*** RECORD SET Section Begins ***
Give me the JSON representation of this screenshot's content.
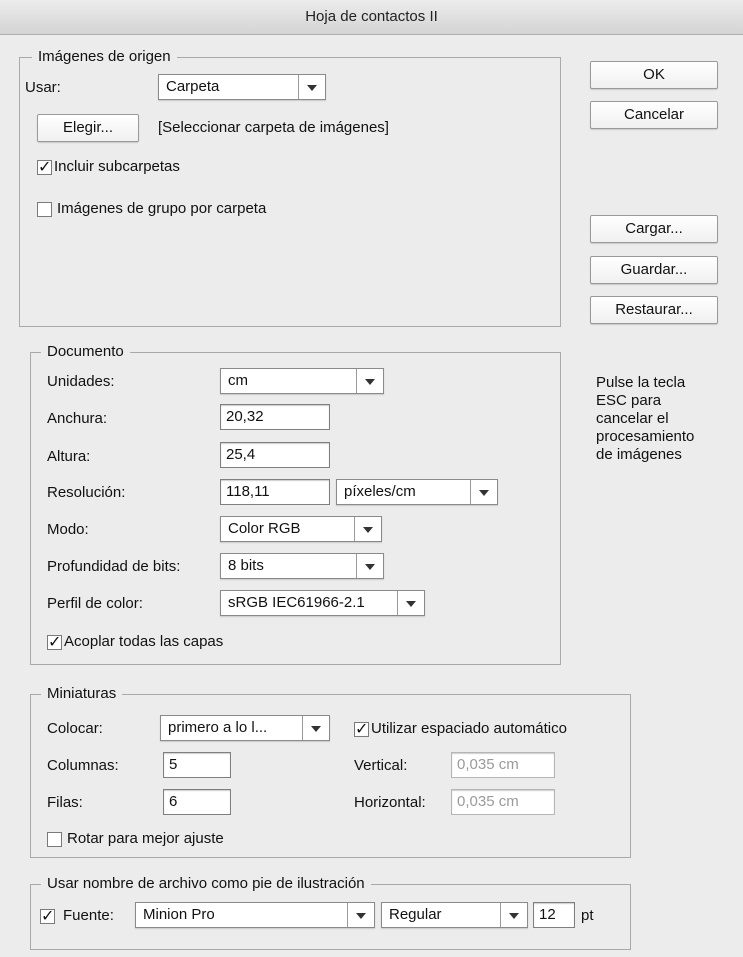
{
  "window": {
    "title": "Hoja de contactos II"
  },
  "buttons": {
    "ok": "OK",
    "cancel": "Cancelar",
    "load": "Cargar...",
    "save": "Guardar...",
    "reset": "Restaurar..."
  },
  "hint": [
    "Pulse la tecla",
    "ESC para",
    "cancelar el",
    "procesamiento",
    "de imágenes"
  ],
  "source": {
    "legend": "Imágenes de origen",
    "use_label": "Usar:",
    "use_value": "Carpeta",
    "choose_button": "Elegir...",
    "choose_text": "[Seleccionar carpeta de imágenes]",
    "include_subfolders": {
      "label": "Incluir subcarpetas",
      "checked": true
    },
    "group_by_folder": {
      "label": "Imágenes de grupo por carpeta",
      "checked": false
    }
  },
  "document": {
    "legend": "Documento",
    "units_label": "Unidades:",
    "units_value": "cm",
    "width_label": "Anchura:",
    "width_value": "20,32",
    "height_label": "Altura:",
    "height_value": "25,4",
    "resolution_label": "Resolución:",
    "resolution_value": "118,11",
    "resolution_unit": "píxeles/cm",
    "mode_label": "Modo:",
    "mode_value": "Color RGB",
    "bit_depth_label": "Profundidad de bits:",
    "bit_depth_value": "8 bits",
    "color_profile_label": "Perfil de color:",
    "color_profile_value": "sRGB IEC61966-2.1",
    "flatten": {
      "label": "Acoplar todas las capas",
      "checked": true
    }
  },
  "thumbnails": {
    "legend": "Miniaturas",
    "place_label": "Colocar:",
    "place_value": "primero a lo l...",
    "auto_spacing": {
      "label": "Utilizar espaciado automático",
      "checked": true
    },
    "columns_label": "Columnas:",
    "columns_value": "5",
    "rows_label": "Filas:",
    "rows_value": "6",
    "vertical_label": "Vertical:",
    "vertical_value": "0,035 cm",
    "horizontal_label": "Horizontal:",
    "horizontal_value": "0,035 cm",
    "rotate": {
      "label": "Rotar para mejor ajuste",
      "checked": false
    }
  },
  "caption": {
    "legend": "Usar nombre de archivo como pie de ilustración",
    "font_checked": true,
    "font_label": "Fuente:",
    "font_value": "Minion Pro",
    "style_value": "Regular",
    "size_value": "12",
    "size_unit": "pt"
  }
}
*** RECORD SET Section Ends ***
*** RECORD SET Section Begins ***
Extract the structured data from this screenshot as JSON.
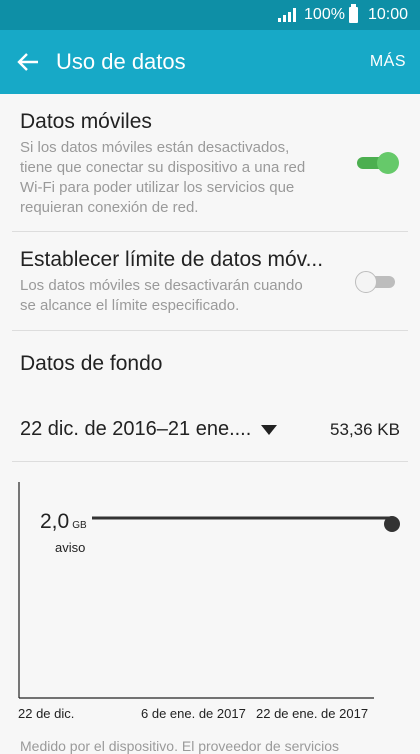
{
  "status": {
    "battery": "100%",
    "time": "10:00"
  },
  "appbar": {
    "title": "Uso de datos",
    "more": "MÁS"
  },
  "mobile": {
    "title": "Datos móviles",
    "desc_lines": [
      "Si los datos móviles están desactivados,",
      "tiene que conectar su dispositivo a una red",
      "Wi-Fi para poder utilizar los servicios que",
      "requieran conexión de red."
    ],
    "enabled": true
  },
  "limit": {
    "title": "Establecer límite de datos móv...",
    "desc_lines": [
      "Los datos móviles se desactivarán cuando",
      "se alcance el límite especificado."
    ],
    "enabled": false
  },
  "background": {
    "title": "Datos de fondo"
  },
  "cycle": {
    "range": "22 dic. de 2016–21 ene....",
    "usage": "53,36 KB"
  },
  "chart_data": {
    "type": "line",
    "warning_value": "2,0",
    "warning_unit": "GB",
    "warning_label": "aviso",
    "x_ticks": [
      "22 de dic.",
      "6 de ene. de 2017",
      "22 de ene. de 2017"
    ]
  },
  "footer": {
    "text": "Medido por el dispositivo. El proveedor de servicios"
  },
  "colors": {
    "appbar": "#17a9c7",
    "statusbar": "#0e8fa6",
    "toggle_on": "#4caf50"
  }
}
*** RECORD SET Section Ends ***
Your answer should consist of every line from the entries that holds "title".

    "title": "Hoja de contactos II"
    "title": "Uso de datos",
    "title": "Datos móviles",
    "title": "Establecer límite de datos móv...",
    "title": "Datos de fondo"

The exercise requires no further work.